  • Remove all wireless-frequency devices from the vicinity of the television (especially when you use an antenna to receive the television programming signal).
  • Metal objects should be kept away from the television.

What does it sound like when RF interference occurs?

Power lines, electric motors/thermostats, microprocessors, switch mode power supply, and other components are commonly to blame. Interference can be caused by anything that consumes electricity.

Interference is typically detected as a buzzing noise, whining, or hiss on AM and FM radios. Both mains and battery-powered radios are affected.

The reception of AM broadcasts is more susceptible to interference than that of FM broadcasts. In the case of AM, the source of the interference could be hundreds of meters away.

Is it possible for ham radio to interfere with cell phones?

Some tenants of my apartment complex had a problem a few years ago, which was caused by a resident who was a ham operator.

OTA television, phones, and other electrical gadgets were all affected.

The majority of domestic wiring, including telephone wiring, is not sufficiently insulated to prevent this type of interference.

My neighbors filed a complaint with the Federal Communications Commission (FCC).

They oversee ham operator licensing and ensure that they do not interfere with television, phones, or other forms of communication in their area.

Aside from rewiring your house, the FCC is most likely the location. If you’re friends with the ham, you might be able to persuade them to make a modification to their equipment or offer you with shielded cabling to address the problem. Otherwise, you’ll have to rely on the FCC. This is a long-term procedure that will require patience and perseverance. Our residential complex’s ham operator was unable to renew his license.

What is the best way to avoid electrical interference?

There are a few things you can do to avoid electrical noise induced by capacitive coupling:

  • Following the manufacturer’s instructions for grounding instruments and equipment.
  • Sensing and control circuits are routed separately from high-voltage AC power lines.
  • Using adequate cable and wire shielding.

How can I keep radio waves out of my house?

5 Ways to Stop Radio Waves from Entering Your Home

  • Paint your walls with RF blocking paint. Many concrete structures are already capable of blocking 90% of electromagnetic radiation.
  • Use a wallpaper that blocks radio frequencies.
  • Purchase a Mosquito Net made of Aluminum.
  • RF Protection Mats and Canopies should be used.
  • RF Blocking Window Film should be used.

What causes a television signal to go out?

Typically, a TV loses signal when the signal from your set-top box is no longer received.

You can trace the causes of it not receiving a signal to a variety of sources.

These cables’ connecting ends or the ports to which they are connected may have been damaged or are otherwise not functioning properly.

There could also be a problem with the set-top box that prevents it from delivering signals to the TV.

It might also be the television if it is unable to interpret those signals into useful information due to its own problems.

Poor weather or a malfunctioning antenna can also be factors if your TV is connected to a satellite dish.

What is causing the interference on my television?

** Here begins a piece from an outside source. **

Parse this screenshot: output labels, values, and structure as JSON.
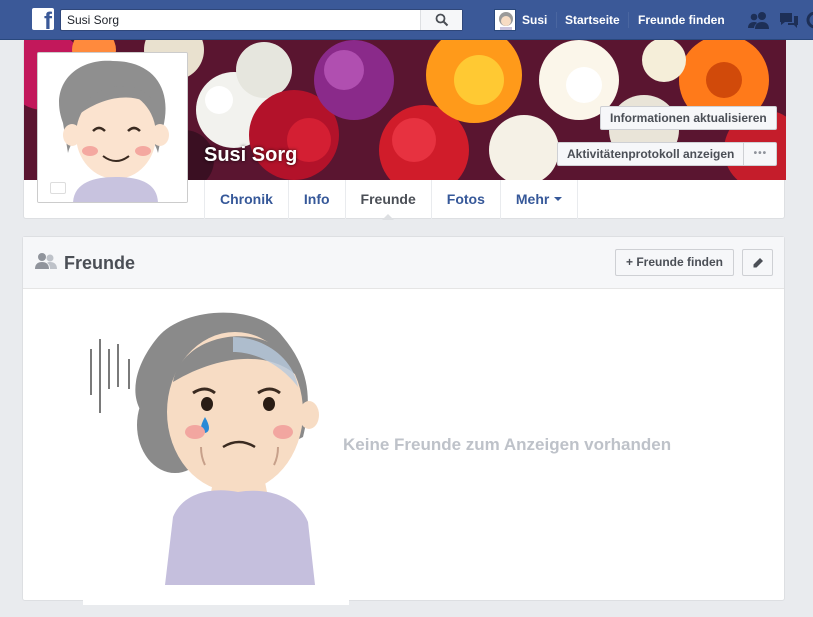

One of four things frequently causes reception problems:

1. Faults in the setup

The most common causes of reception problems include loose wires, poorly tuned televisions or set-top boxes, and defective aerials. In our Help Guide area, we have installation tutorials for each platform.

2. External influences

Any obstruction in the line of sight between the aerial and the transmitter, such as a huge tree, will cause reception to be disrupted.

3. The climate

High pressure or very heavy rain can disrupt reception, but only for a brief period of time. Usually, there isn’t much that can be done about it. Take a look at how the weather might affect Freeview reception.

4. Issues with the transmitter

We may need to do maintenance on occasion, or a fault may develop.

Please use our transmitter checker tool, which provides real-time information on any problems or maintenance.